***** EXERCISE INPUTS *****

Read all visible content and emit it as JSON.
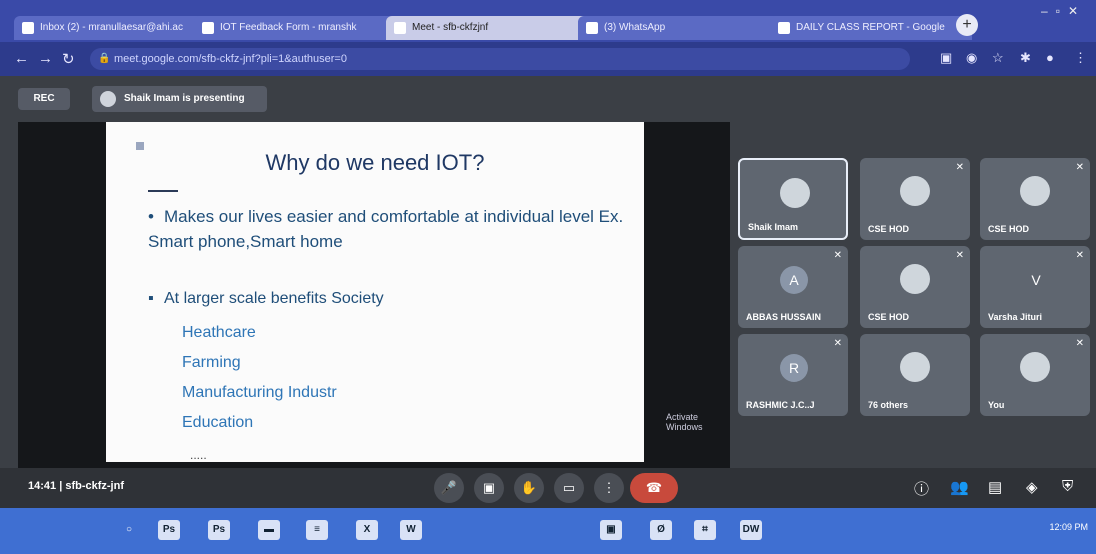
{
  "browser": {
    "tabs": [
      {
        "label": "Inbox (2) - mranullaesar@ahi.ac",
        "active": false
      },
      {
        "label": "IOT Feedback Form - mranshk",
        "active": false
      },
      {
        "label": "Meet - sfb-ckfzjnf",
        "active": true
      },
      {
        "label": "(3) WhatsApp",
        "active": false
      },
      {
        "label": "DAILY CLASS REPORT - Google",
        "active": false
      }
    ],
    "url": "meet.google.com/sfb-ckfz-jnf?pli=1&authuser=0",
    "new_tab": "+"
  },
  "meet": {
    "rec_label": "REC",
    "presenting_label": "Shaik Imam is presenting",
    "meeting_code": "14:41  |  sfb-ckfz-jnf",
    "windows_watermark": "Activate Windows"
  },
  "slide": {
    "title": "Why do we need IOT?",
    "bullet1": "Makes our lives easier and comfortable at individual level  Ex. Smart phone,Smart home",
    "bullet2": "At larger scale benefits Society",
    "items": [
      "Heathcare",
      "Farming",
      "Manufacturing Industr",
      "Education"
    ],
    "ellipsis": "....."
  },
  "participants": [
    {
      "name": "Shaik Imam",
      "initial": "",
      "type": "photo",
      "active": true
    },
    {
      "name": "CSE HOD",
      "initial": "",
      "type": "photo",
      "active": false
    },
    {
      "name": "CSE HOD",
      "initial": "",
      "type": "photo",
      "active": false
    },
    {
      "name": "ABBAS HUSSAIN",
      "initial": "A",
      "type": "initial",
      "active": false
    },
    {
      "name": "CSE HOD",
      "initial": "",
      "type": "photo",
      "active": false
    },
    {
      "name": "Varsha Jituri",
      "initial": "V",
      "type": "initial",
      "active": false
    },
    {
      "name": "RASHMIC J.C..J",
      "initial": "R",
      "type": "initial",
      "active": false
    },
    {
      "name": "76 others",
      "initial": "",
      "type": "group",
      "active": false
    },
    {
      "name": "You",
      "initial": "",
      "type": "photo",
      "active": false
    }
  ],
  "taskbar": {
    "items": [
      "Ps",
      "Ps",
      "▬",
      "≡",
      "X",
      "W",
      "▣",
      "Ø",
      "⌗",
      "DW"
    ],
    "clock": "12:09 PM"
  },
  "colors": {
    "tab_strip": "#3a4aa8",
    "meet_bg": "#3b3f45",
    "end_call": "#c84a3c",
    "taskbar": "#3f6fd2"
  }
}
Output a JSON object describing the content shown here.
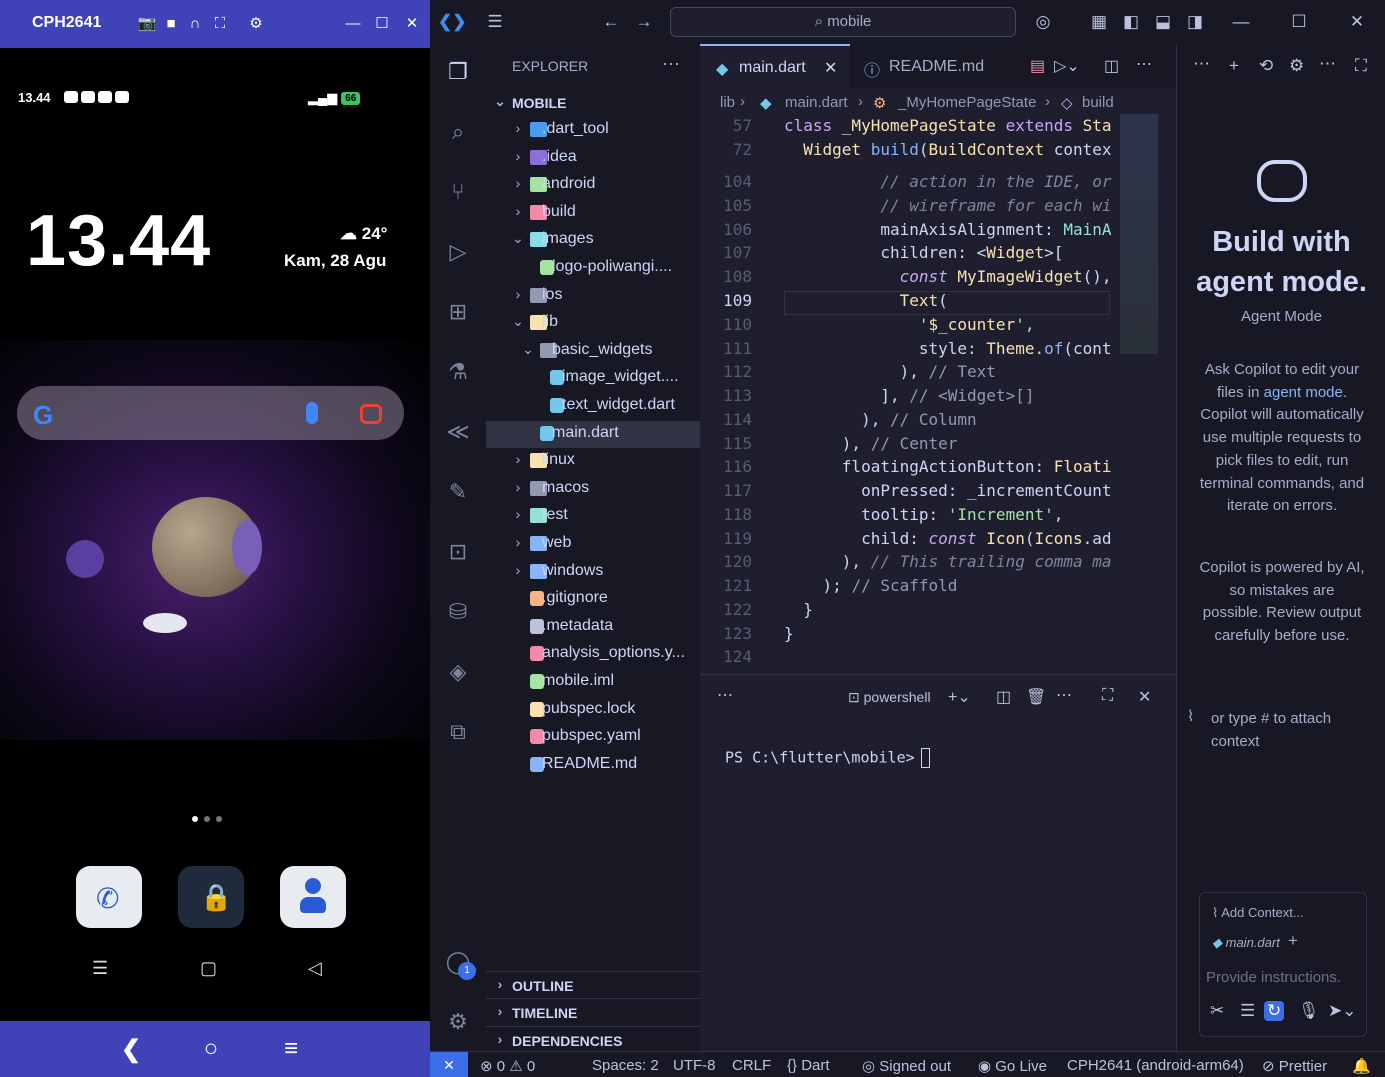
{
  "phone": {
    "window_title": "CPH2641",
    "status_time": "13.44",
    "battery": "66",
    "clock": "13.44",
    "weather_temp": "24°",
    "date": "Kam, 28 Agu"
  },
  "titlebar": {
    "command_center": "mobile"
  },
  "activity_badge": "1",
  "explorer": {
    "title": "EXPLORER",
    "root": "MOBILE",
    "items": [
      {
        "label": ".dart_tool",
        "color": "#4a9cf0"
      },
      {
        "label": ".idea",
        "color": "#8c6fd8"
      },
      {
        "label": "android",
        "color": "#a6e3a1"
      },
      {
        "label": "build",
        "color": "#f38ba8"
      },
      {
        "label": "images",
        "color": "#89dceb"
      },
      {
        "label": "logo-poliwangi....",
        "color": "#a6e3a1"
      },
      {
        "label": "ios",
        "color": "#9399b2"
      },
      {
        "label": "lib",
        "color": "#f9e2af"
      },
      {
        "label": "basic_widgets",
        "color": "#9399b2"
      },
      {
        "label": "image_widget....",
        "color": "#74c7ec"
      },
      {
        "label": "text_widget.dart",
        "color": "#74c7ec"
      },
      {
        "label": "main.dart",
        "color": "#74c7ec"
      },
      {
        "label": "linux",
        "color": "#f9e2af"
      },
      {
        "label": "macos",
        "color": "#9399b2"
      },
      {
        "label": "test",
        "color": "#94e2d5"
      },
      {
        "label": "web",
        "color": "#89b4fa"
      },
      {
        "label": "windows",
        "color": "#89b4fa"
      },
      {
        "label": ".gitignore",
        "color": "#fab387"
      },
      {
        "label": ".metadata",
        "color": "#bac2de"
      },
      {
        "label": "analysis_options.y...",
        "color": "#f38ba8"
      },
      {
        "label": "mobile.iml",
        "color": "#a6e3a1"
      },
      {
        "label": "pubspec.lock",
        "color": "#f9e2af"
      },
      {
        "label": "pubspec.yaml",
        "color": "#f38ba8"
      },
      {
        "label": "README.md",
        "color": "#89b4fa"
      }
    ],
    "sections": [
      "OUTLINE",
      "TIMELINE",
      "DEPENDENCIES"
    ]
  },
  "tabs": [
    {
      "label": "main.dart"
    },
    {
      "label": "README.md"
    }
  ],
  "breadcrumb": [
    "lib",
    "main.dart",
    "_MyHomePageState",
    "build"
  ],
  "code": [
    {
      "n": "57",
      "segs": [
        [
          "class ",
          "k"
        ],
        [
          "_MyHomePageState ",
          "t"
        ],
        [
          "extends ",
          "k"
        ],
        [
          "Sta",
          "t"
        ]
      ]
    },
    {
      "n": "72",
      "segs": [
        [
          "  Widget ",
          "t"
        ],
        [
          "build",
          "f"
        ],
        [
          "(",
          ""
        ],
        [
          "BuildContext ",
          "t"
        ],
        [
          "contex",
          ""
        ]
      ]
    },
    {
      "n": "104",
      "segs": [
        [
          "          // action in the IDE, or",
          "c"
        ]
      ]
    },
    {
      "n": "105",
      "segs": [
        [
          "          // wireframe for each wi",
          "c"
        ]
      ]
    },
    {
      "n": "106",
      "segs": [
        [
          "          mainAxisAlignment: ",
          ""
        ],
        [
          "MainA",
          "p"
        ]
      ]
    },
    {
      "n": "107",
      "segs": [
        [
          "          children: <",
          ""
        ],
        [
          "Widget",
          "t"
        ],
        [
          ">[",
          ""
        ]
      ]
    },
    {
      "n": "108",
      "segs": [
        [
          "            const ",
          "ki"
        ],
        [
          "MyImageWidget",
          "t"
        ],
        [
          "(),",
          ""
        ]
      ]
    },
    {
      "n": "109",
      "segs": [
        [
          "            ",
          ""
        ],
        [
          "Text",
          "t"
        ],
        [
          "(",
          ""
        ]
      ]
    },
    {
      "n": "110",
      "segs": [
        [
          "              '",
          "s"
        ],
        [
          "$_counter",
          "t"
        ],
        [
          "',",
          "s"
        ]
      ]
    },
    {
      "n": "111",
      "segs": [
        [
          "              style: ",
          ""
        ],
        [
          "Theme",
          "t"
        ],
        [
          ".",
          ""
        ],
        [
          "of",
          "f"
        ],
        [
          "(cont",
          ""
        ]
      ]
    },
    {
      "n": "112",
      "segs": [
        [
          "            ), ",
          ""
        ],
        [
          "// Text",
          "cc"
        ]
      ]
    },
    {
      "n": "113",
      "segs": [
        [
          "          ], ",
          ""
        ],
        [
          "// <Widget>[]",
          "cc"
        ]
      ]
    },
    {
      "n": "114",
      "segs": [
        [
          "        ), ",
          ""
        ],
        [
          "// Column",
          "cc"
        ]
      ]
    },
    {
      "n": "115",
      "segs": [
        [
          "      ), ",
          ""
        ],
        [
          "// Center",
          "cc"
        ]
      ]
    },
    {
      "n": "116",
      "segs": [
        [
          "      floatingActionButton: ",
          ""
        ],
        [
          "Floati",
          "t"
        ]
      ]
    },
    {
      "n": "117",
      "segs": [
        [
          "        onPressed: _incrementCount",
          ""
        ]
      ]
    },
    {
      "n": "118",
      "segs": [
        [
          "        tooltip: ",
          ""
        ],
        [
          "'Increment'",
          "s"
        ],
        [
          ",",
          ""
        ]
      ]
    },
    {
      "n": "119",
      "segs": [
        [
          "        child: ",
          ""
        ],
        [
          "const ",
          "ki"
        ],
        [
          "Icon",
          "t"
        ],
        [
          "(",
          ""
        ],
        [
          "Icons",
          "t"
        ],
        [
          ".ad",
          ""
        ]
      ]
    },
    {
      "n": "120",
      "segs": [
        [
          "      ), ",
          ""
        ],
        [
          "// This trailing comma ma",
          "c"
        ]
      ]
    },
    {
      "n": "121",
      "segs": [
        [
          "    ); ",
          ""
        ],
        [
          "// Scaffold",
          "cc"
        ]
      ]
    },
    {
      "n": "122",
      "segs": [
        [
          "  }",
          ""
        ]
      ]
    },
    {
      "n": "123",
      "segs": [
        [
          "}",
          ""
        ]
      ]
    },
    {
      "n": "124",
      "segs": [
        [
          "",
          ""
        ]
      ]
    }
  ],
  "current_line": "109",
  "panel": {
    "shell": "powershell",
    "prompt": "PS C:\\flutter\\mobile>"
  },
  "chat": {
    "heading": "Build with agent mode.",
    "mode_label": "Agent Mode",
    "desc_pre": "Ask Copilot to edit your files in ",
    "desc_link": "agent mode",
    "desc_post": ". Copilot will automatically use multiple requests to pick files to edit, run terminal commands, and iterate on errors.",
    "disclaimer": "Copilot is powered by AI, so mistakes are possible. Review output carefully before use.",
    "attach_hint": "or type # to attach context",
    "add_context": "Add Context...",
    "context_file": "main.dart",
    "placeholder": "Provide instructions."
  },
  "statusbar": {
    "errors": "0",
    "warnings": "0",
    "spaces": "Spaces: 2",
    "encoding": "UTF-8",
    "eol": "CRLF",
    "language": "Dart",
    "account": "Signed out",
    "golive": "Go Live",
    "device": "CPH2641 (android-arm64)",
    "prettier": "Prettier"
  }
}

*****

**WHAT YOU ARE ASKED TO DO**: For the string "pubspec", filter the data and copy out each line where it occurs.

**SOLUTION FOR THIS PROBLEM**:
        "label": "pubspec.lock",
        "label": "pubspec.yaml",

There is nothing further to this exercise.